----- Source information
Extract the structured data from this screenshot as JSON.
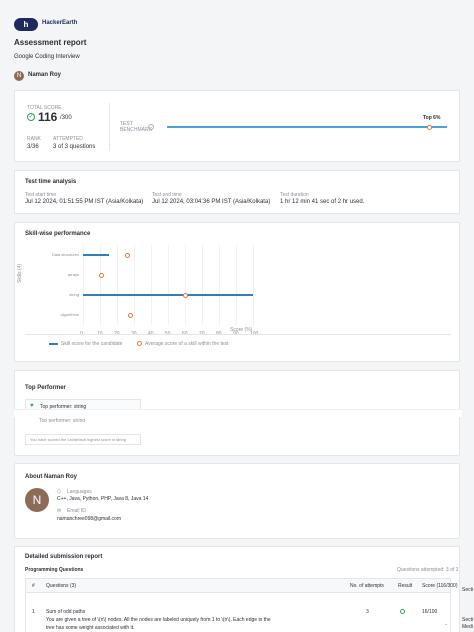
{
  "header": {
    "brand": "HackerEarth",
    "report_title": "Assessment report",
    "test_name": "Google Coding Interview",
    "candidate_initial": "N",
    "candidate_name": "Naman Roy"
  },
  "score_card": {
    "total_label": "TOTAL SCORE",
    "score": "116",
    "score_max": "/300",
    "rank_label": "RANK",
    "rank_value": "3/36",
    "attempted_label": "ATTEMPTED",
    "attempted_value": "3 of 3 questions",
    "benchmark_label": "TEST BENCHMARK",
    "top_badge": "Top 6%",
    "benchmark_fraction": 0.94
  },
  "test_time": {
    "title": "Test time analysis",
    "start_label": "Test start time",
    "start_value": "Jul 12 2024, 01:51:55 PM IST (Asia/Kolkata)",
    "end_label": "Test end time",
    "end_value": "Jul 12 2024, 03:04:36 PM IST (Asia/Kolkata)",
    "duration_label": "Test duration",
    "duration_value": "1 hr 12 min 41 sec of 2 hr used."
  },
  "skills": {
    "title": "Skill-wise performance",
    "y_axis_label": "Skills (4)",
    "x_axis_label": "Score (%)",
    "legend_candidate": "Skill score for the candidate",
    "legend_average": "Average score of a skill within the test"
  },
  "chart_data": {
    "type": "bar",
    "categories": [
      "Data structures",
      "arrays",
      "string",
      "algorithms"
    ],
    "series": [
      {
        "name": "Skill score for the candidate",
        "values": [
          15,
          0,
          100,
          0
        ]
      },
      {
        "name": "Average score of a skill within the test",
        "values": [
          26,
          11,
          60,
          28
        ]
      }
    ],
    "xticks": [
      "0",
      "10",
      "20",
      "30",
      "40",
      "50",
      "60",
      "70",
      "80",
      "90",
      "100"
    ],
    "xlim": [
      0,
      100
    ],
    "xlabel": "Score (%)",
    "ylabel": "Skills (4)",
    "legend_position": "bottom"
  },
  "top_performer": {
    "title": "Top Performer",
    "badge": "Top performer: string",
    "badge_repeat": "Top performer: string",
    "note": "You have scored the 1st/default highest score in string"
  },
  "about": {
    "title": "About Naman Roy",
    "avatar_initial": "N",
    "languages_label": "Languages",
    "languages_value": "C++, Java, Python, PHP, Java 8, Java 14",
    "email_label": "Email ID",
    "email_value": "namanchree098@gmail.com"
  },
  "submission": {
    "title": "Detailed submission report",
    "section_label": "Programming Questions",
    "attempted": "Questions attempted: 3 of 3",
    "columns": [
      "#",
      "Questions (3)",
      "No. of attempts",
      "Result",
      "Score (116/300)"
    ],
    "rows": [
      {
        "num": "1",
        "name": "Sum of odd paths",
        "desc1": "You are given a tree of \\(n\\) nodes. All the nodes are labeled uniquely from 1 to \\(n\\). Each edge in the",
        "desc2": "tree has some weight associated with it.",
        "attempts": "3",
        "score": "16/100"
      }
    ],
    "side_label1": "Secti",
    "side_label2": "Secti",
    "side_label3": "Medi"
  },
  "colors": {
    "accent": "#2f7fc1",
    "average": "#e07b39",
    "success": "#2ea44f"
  }
}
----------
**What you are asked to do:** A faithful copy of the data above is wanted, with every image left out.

**Response area:**
Extract the structured data from this screenshot as JSON.
{
  "header": {
    "brand": "HackerEarth",
    "report_title": "Assessment report",
    "test_name": "Google Coding Interview",
    "candidate_initial": "N",
    "candidate_name": "Naman Roy"
  },
  "score_card": {
    "total_label": "TOTAL SCORE",
    "score": "116",
    "score_max": "/300",
    "rank_label": "RANK",
    "rank_value": "3/36",
    "attempted_label": "ATTEMPTED",
    "attempted_value": "3 of 3 questions",
    "benchmark_label": "TEST BENCHMARK",
    "top_badge": "Top 6%",
    "benchmark_fraction": 0.94
  },
  "test_time": {
    "title": "Test time analysis",
    "start_label": "Test start time",
    "start_value": "Jul 12 2024, 01:51:55 PM IST (Asia/Kolkata)",
    "end_label": "Test end time",
    "end_value": "Jul 12 2024, 03:04:36 PM IST (Asia/Kolkata)",
    "duration_label": "Test duration",
    "duration_value": "1 hr 12 min 41 sec of 2 hr used."
  },
  "skills": {
    "title": "Skill-wise performance",
    "y_axis_label": "Skills (4)",
    "x_axis_label": "Score (%)",
    "legend_candidate": "Skill score for the candidate",
    "legend_average": "Average score of a skill within the test"
  },
  "chart_data": {
    "type": "bar",
    "categories": [
      "Data structures",
      "arrays",
      "string",
      "algorithms"
    ],
    "series": [
      {
        "name": "Skill score for the candidate",
        "values": [
          15,
          0,
          100,
          0
        ]
      },
      {
        "name": "Average score of a skill within the test",
        "values": [
          26,
          11,
          60,
          28
        ]
      }
    ],
    "xticks": [
      "0",
      "10",
      "20",
      "30",
      "40",
      "50",
      "60",
      "70",
      "80",
      "90",
      "100"
    ],
    "xlim": [
      0,
      100
    ],
    "xlabel": "Score (%)",
    "ylabel": "Skills (4)",
    "legend_position": "bottom"
  },
  "top_performer": {
    "title": "Top Performer",
    "badge": "Top performer: string",
    "badge_repeat": "Top performer: string",
    "note": "You have scored the 1st/default highest score in string"
  },
  "about": {
    "title": "About Naman Roy",
    "avatar_initial": "N",
    "languages_label": "Languages",
    "languages_value": "C++, Java, Python, PHP, Java 8, Java 14",
    "email_label": "Email ID",
    "email_value": "namanchree098@gmail.com"
  },
  "submission": {
    "title": "Detailed submission report",
    "section_label": "Programming Questions",
    "attempted": "Questions attempted: 3 of 3",
    "columns": [
      "#",
      "Questions (3)",
      "No. of attempts",
      "Result",
      "Score (116/300)"
    ],
    "rows": [
      {
        "num": "1",
        "name": "Sum of odd paths",
        "desc1": "You are given a tree of \\(n\\) nodes. All the nodes are labeled uniquely from 1 to \\(n\\). Each edge in the",
        "desc2": "tree has some weight associated with it.",
        "attempts": "3",
        "score": "16/100"
      }
    ],
    "side_label1": "Secti",
    "side_label2": "Secti",
    "side_label3": "Medi"
  },
  "colors": {
    "accent": "#2f7fc1",
    "average": "#e07b39",
    "success": "#2ea44f"
  }
}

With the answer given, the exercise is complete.